How We Eat Fava Beans at Plum Forest Farm
To eat fava beans remove the beans from the large outer pod. In the early weeks we generally eat the whole remaining bean including the slip of skin outside the inner bean. (Does this sound complicated? You’ll see once you open them up.) We cook the podded beans in olive oil and garlic in a cast iron pan until tender, which may be about 5 minutes. Later in the season we may remove the secondary pod as well (after cooking) if it is tough. Then salt and eat!
Fava Beans with Olive Oil and Parmesan
- Serves 2 as a little snack

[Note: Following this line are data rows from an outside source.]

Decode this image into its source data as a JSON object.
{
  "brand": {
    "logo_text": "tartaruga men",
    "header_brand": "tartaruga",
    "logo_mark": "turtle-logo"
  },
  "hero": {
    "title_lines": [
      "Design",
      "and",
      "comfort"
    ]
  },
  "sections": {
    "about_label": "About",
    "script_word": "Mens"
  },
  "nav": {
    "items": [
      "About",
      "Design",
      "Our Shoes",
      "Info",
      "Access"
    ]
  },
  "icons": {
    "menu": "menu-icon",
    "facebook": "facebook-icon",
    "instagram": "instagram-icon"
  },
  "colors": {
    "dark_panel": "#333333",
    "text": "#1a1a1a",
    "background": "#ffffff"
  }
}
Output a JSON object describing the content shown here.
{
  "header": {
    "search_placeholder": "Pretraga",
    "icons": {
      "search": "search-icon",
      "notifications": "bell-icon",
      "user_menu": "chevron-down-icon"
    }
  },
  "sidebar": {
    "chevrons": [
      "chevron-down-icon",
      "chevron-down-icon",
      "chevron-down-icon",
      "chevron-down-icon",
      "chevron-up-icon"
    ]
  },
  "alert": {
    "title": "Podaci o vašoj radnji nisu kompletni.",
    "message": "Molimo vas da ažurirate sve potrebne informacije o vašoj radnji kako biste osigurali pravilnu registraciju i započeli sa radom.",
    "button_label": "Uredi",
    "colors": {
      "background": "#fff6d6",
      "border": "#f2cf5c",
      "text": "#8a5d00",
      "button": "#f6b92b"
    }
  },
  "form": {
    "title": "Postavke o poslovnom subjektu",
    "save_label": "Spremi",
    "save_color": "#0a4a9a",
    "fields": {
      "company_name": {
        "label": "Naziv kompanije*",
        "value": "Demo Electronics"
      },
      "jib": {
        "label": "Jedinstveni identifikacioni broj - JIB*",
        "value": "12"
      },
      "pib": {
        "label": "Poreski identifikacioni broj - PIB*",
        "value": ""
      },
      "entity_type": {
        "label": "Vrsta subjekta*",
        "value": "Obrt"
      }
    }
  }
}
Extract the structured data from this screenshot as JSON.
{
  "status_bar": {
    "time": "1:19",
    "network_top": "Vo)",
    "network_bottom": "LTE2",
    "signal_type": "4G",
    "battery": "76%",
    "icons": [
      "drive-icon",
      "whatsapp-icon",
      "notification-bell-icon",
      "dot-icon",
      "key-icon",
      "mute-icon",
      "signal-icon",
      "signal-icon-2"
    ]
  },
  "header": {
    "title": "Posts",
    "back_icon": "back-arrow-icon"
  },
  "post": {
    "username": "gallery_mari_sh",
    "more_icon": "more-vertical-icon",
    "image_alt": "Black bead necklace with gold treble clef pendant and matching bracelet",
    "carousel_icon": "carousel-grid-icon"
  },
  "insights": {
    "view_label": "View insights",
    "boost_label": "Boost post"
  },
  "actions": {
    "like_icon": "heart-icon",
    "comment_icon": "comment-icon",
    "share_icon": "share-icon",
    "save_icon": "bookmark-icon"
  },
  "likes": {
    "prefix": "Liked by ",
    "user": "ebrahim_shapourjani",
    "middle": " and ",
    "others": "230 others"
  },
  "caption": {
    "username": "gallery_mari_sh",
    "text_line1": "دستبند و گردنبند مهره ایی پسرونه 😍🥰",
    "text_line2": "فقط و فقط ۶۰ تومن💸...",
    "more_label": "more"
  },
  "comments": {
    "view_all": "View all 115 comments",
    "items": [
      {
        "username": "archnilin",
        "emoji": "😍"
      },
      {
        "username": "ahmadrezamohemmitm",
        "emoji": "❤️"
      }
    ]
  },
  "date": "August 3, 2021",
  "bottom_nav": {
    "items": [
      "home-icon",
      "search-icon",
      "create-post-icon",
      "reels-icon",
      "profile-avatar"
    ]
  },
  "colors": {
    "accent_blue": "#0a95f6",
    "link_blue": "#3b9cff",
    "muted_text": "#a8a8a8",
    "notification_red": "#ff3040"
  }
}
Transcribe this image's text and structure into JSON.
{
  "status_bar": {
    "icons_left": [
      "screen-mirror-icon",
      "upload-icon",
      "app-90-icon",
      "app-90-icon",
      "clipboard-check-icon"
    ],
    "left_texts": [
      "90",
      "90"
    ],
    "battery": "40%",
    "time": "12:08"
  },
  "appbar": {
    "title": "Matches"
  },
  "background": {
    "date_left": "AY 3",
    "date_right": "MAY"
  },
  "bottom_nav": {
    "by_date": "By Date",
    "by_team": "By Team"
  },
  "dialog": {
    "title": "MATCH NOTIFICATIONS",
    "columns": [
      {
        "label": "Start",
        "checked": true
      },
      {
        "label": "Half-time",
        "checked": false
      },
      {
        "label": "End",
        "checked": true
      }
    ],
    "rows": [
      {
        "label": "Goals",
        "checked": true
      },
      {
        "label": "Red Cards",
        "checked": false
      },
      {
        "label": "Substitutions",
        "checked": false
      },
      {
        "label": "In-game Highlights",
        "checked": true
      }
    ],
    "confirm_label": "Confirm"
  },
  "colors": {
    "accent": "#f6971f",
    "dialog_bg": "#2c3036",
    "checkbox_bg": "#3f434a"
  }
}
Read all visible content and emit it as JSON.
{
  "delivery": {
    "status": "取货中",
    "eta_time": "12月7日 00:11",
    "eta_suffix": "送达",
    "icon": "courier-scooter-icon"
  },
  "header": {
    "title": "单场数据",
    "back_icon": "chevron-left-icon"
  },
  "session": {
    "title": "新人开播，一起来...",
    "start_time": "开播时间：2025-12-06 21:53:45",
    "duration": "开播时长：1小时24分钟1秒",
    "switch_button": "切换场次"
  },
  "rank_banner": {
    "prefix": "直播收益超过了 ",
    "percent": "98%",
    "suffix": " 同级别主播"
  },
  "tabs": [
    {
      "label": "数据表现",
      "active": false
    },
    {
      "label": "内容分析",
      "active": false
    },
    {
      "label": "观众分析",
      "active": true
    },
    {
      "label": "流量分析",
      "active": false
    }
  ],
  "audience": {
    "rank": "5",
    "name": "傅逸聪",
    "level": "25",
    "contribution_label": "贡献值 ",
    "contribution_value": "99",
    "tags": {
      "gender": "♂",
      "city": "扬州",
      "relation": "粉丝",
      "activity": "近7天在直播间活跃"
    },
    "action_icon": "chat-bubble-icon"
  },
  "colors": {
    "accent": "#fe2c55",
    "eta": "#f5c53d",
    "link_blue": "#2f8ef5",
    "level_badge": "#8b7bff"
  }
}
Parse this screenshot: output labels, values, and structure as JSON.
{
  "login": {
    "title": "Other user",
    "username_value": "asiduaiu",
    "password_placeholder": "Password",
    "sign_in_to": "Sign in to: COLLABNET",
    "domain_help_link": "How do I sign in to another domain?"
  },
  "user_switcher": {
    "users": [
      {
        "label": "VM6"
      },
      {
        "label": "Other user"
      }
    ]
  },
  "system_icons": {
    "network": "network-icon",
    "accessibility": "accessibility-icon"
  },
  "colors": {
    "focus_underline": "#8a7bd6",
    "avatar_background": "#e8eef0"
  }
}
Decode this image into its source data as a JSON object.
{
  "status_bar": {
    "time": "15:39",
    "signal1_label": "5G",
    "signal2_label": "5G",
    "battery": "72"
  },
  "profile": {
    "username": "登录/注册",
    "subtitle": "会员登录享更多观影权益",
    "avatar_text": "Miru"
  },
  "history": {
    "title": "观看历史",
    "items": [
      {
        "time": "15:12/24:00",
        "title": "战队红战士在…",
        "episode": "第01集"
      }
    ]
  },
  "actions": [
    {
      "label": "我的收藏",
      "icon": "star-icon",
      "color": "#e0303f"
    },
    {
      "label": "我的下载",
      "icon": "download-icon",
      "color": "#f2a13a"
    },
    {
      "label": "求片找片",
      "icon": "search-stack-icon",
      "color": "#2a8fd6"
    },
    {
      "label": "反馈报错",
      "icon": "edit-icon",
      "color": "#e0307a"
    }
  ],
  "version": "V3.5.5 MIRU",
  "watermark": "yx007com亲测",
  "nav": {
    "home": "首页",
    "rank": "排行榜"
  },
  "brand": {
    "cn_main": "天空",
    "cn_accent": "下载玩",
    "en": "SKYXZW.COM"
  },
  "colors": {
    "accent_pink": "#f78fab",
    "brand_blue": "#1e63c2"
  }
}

1 pound fava bean pods, favas removed from pods (further description of husking follows; removing them from the pods should be self-explanatory)
Really good extra virgin olive oil
Sea salt (I like Maldon)
Freshly cracked black pepper
Place the favas in boiling water and blanch for 2 minutes. Rinse in cold water and begin the second shelling. Of course, as with all tedious things, there’s an easy way: (for a right-handed person) take the fava bean in your left hand, between thumb and forefinger, “belly” (hollow, scooped out side) up, with the sprout end (sometimes has a black striped) towards your right hand. With your right hand, hold a small pairing knife perpendicular to the bean, cut horizontally across the sprout end, making a tiny slit. Squeeze the bean out of the husk; it should pop right out. Repeat, ad nauseum, remembering the whole time how delicious favas are and how much you are going to enjoy them.
Bring another pot of water to a boil and salt liberally. Add the husked beans and boil for another 2 minutes. Rinse the beans lightly in cold water and drain well. Place on plates and drizzle with olive oil; sprinkle with salt and pepper, and add just a few tiny grates of Parmesan.
Eat, savoring bean by bean, enjoying the fruits of your labor.